She said the county is working daily with the state to clarify its reasoning.
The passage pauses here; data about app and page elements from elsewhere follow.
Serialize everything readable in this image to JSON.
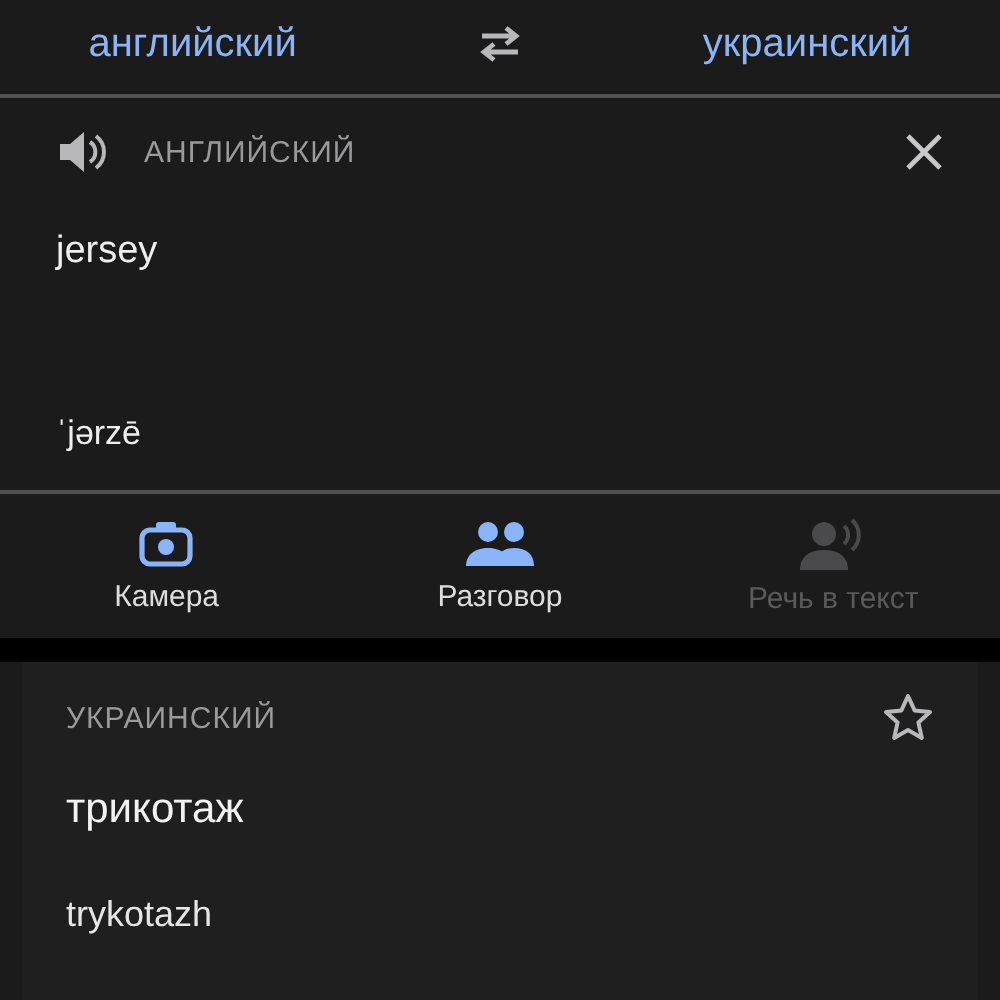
{
  "languages": {
    "source": "английский",
    "target": "украинский"
  },
  "input": {
    "language": "АНГЛИЙСКИЙ",
    "text": "jersey",
    "transcription": "ˈjərzē"
  },
  "modes": [
    {
      "kind": "camera",
      "label": "Камера",
      "disabled": false
    },
    {
      "kind": "conversation",
      "label": "Разговор",
      "disabled": false
    },
    {
      "kind": "speech",
      "label": "Речь в текст",
      "disabled": true
    }
  ],
  "result": {
    "language": "УКРАИНСКИЙ",
    "text": "трикотаж",
    "transliteration": "trykotazh",
    "starred": false
  }
}
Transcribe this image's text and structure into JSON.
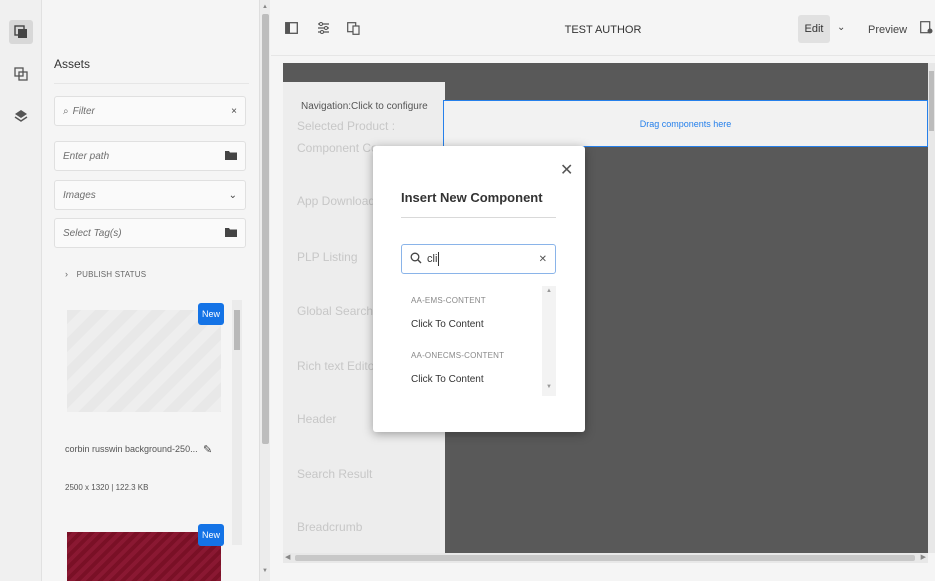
{
  "rail": {
    "icons": [
      "assets-icon",
      "components-icon",
      "layers-icon"
    ]
  },
  "assets": {
    "title": "Assets",
    "filter_placeholder": "Filter",
    "filter_clear": "×",
    "path_placeholder": "Enter path",
    "type_value": "Images",
    "tags_placeholder": "Select Tag(s)",
    "publish_status": "PUBLISH STATUS",
    "cards": [
      {
        "badge": "New",
        "name": "corbin russwin background-250...",
        "meta": "2500 x 1320 | 122.3 KB"
      },
      {
        "badge": "New"
      }
    ]
  },
  "topbar": {
    "title": "TEST AUTHOR",
    "edit_label": "Edit",
    "preview_label": "Preview"
  },
  "canvas": {
    "nav_head": "Navigation:Click to configure",
    "drop_zone": "Drag components here",
    "nav_items": [
      "Selected Product :",
      "Component Co",
      "App Download",
      "PLP Listing",
      "Global Search",
      "Rich text Editor",
      "Header",
      "Search Result",
      "Breadcrumb"
    ]
  },
  "modal": {
    "title": "Insert New Component",
    "search_value": "cli",
    "results": [
      {
        "group": "AA-EMS-CONTENT",
        "item": "Click To Content"
      },
      {
        "group": "AA-ONECMS-CONTENT",
        "item": "Click To Content"
      }
    ]
  },
  "colors": {
    "accent": "#1473e6",
    "canvas": "#595959"
  }
}
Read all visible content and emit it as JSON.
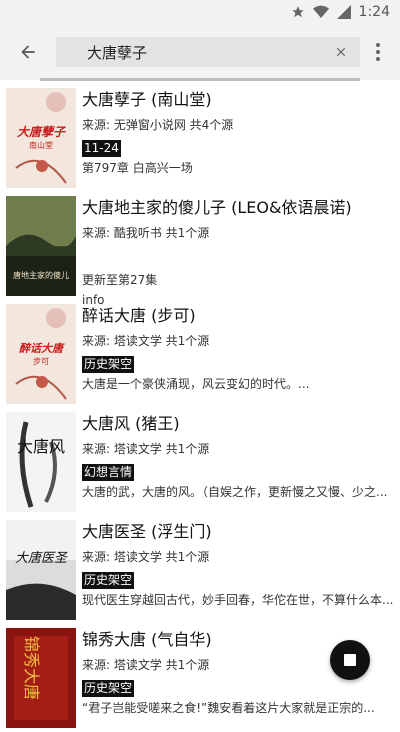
{
  "status": {
    "time": "1:24"
  },
  "search": {
    "query": "大唐孽子"
  },
  "results": [
    {
      "title": "大唐孽子 (南山堂)",
      "source": "来源:   无弹窗小说网  共4个源",
      "tag": "11-24",
      "line": "第797章 白高兴一场",
      "cover_title": "大唐孽子",
      "cover_sub": "南山堂"
    },
    {
      "title": "大唐地主家的傻儿子 (LEO&依语晨诺)",
      "source": "来源: 酷我听书  共1个源",
      "line": "更新至第27集",
      "extra": "info",
      "cover_title": "唐地主家的傻儿"
    },
    {
      "title": "醉话大唐 (步可)",
      "source": "来源: 塔读文学  共1个源",
      "tag": "历史架空",
      "line": "大唐是一个豪侠涌现，风云变幻的时代。...",
      "cover_title": "醉话大唐",
      "cover_sub": "步可"
    },
    {
      "title": "大唐风 (猪王)",
      "source": "来源: 塔读文学  共1个源",
      "tag": "幻想言情",
      "line": "大唐的武，大唐的风。（自娱之作，更新慢之又慢、少之...",
      "cover_title": "大唐风"
    },
    {
      "title": "大唐医圣 (浮生门)",
      "source": "来源: 塔读文学  共1个源",
      "tag": "历史架空",
      "line": "现代医生穿越回古代，妙手回春，华佗在世，不算什么本...",
      "cover_title": "大唐医圣"
    },
    {
      "title": "锦秀大唐 (气自华)",
      "source": "来源: 塔读文学  共1个源",
      "tag": "历史架空",
      "line": "“君子岂能受嗟来之食!”魏安看着这片大家就是正宗的...",
      "cover_title": "锦秀大唐"
    }
  ]
}
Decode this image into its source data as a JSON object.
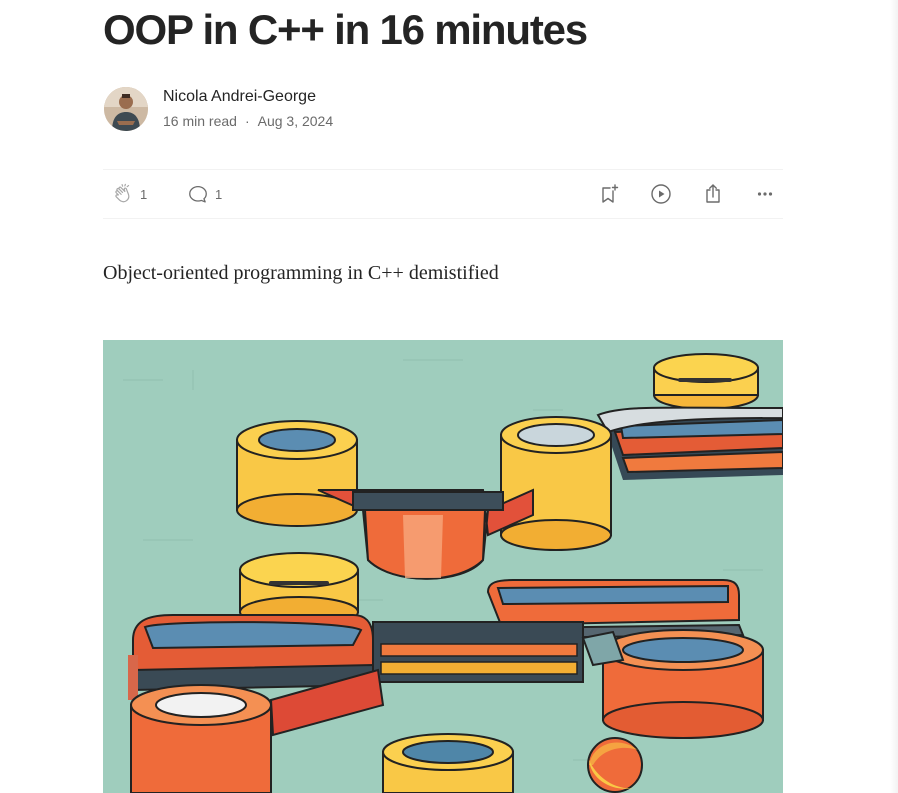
{
  "article": {
    "title": "OOP in C++ in 16 minutes",
    "subtitle": "Object-oriented programming in C++ demistified"
  },
  "author": {
    "name": "Nicola Andrei-George",
    "read_time": "16 min read",
    "separator": "·",
    "date": "Aug 3, 2024"
  },
  "actions": {
    "claps": "1",
    "responses": "1",
    "icons": [
      "clap-icon",
      "comment-icon",
      "bookmark-add-icon",
      "play-icon",
      "share-icon",
      "more-icon"
    ]
  },
  "colors": {
    "text": "#242424",
    "muted": "#6b6b6b",
    "hero_background": "#9fcdbd",
    "yellow": "#f9c846",
    "orange": "#ef6b3a",
    "red": "#dd4a36",
    "blue": "#4f86a8"
  }
}
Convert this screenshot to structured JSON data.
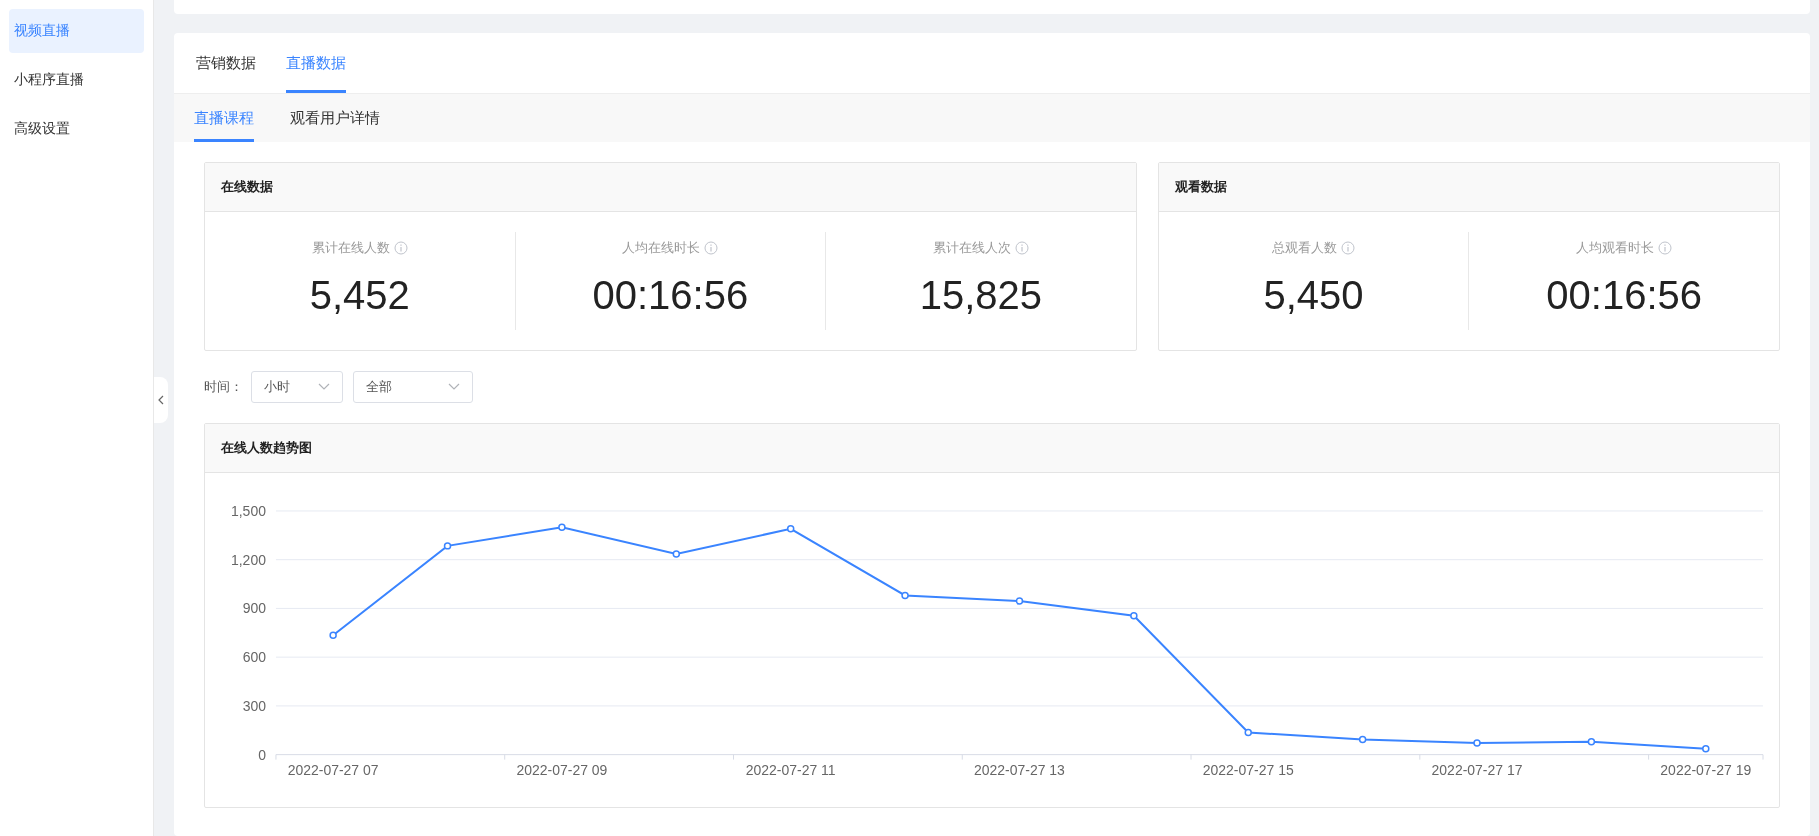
{
  "sidebar": {
    "items": [
      {
        "label": "视频直播",
        "selected": true
      },
      {
        "label": "小程序直播",
        "selected": false
      },
      {
        "label": "高级设置",
        "selected": false
      }
    ]
  },
  "tabs": [
    {
      "label": "营销数据",
      "selected": false
    },
    {
      "label": "直播数据",
      "selected": true
    }
  ],
  "sub_tabs": [
    {
      "label": "直播课程",
      "selected": true
    },
    {
      "label": "观看用户详情",
      "selected": false
    }
  ],
  "stat_panels": [
    {
      "title": "在线数据",
      "stats": [
        {
          "label": "累计在线人数",
          "value": "5,452"
        },
        {
          "label": "人均在线时长",
          "value": "00:16:56"
        },
        {
          "label": "累计在线人次",
          "value": "15,825"
        }
      ]
    },
    {
      "title": "观看数据",
      "stats": [
        {
          "label": "总观看人数",
          "value": "5,450"
        },
        {
          "label": "人均观看时长",
          "value": "00:16:56"
        }
      ]
    }
  ],
  "filter": {
    "label": "时间：",
    "selects": [
      {
        "value": "小时"
      },
      {
        "value": "全部"
      }
    ]
  },
  "chart_panel": {
    "title": "在线人数趋势图",
    "chart_data": {
      "type": "line",
      "categories": [
        "2022-07-27 07",
        null,
        "2022-07-27 09",
        null,
        "2022-07-27 11",
        null,
        "2022-07-27 13",
        null,
        "2022-07-27 15",
        null,
        "2022-07-27 17",
        null,
        "2022-07-27 19"
      ],
      "grid": true,
      "series": [
        {
          "color": "#3a84ff",
          "marker": "circle",
          "values": [
            735,
            1285,
            1400,
            1235,
            1390,
            980,
            945,
            855,
            136,
            93,
            71,
            79,
            36
          ]
        }
      ],
      "ylim": [
        0,
        1500
      ],
      "yticks": [
        {
          "value": 0,
          "label": "0"
        },
        {
          "value": 300,
          "label": "300"
        },
        {
          "value": 600,
          "label": "600"
        },
        {
          "value": 900,
          "label": "900"
        },
        {
          "value": 1200,
          "label": "1,200"
        },
        {
          "value": 1500,
          "label": "1,500"
        }
      ]
    }
  }
}
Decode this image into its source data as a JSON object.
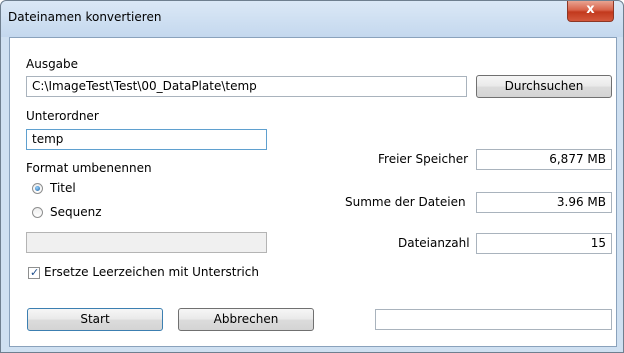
{
  "window": {
    "title": "Dateinamen konvertieren",
    "close_glyph": "x"
  },
  "output": {
    "label": "Ausgabe",
    "path": "C:\\ImageTest\\Test\\00_DataPlate\\temp",
    "browse_label": "Durchsuchen"
  },
  "subfolder": {
    "label": "Unterordner",
    "value": "temp"
  },
  "rename": {
    "label": "Format umbenennen",
    "options": [
      {
        "label": "Titel",
        "selected": true
      },
      {
        "label": "Sequenz",
        "selected": false
      }
    ],
    "sequence_value": ""
  },
  "replace_spaces": {
    "label": "Ersetze Leerzeichen mit Unterstrich",
    "checked": true
  },
  "stats": {
    "free_space_label": "Freier Speicher",
    "free_space_value": "6,877 MB",
    "total_size_label": "Summe der Dateien",
    "total_size_value": "3.96 MB",
    "file_count_label": "Dateianzahl",
    "file_count_value": "15"
  },
  "actions": {
    "start_label": "Start",
    "cancel_label": "Abbrechen"
  },
  "status_field": {
    "value": ""
  }
}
She also said there is an adjudication process wherein a county can dispute the state’s process used to decide on which Tier a county is assigned to and the county is prepared to use that process, if need be. She noted that it isn’t the data itself the county might dispute, but whether or not the cases should be assigned to the county in the first place.

At press time, the issue had not been resolved.

But there is no doubt that the answer will have a big impact on Mono County, already slammed by a short summer and a fall of smoke and closures of nearby public lands, should the state chose to move the county into a Red or Purple Tier.

As a local business manager said Wednesday to the Times, “If I have to shut down again, I might not be able to ever re-open.”

That, along with other reasons, is why the county is taking such a proactive effort to advocate for an exception to the state’s Tier assignment process.

In addition, “The MCMWTC is working diligently to coordinate appropriate response and continues to work closely with interagency partners, including Mono County Public Health, to monitor the situation and implement appropriate measures to reduce further exposure both on the base, and within the community,” said Mono County Public Health Officer Dr. Tom Boo, Mono County Public Health Officer in a recent news release.

“Currently, there is no evidence that the outbreak at the MCMWTC has contributed to increased community transmission outside of the Marine Corps community in Mono County, despite some increase in unassociated cases,” he said.